Work required: The lines to be copied are those below that contain "hair".

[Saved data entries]
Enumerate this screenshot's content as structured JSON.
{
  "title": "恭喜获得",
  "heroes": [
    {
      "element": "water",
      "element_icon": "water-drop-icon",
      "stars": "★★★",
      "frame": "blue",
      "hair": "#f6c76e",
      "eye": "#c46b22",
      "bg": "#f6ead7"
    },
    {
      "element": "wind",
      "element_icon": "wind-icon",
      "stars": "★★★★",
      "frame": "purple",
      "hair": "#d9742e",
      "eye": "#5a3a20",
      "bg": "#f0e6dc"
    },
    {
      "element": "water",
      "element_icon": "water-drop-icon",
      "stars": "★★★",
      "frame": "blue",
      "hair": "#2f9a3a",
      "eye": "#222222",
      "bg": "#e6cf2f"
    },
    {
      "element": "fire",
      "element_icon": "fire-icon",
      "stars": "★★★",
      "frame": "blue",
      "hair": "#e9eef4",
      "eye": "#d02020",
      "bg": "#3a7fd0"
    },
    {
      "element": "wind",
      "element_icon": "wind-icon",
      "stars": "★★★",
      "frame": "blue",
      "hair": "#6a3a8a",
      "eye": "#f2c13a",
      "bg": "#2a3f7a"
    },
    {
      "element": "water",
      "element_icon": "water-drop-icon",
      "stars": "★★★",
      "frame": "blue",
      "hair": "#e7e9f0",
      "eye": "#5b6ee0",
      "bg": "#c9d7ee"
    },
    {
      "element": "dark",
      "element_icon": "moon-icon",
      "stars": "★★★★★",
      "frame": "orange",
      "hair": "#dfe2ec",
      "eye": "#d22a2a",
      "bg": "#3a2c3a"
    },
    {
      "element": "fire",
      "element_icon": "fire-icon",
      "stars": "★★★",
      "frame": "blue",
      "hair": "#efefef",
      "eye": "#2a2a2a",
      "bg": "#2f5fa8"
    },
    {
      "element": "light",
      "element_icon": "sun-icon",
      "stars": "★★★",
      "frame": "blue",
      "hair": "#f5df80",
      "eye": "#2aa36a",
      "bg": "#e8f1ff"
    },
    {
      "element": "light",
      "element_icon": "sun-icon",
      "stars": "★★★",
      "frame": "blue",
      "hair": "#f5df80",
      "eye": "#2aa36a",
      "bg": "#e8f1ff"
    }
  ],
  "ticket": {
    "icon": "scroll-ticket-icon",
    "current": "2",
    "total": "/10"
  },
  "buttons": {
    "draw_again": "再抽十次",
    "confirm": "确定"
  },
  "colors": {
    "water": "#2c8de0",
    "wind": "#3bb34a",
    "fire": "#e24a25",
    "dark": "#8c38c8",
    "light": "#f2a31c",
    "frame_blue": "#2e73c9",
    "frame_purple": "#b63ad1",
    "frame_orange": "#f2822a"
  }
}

Result for this exercise:
      "hair": "#f6c76e",
      "hair": "#d9742e",
      "hair": "#2f9a3a",
      "hair": "#e9eef4",
      "hair": "#6a3a8a",
      "hair": "#e7e9f0",
      "hair": "#dfe2ec",
      "hair": "#efefef",
      "hair": "#f5df80",
      "hair": "#f5df80",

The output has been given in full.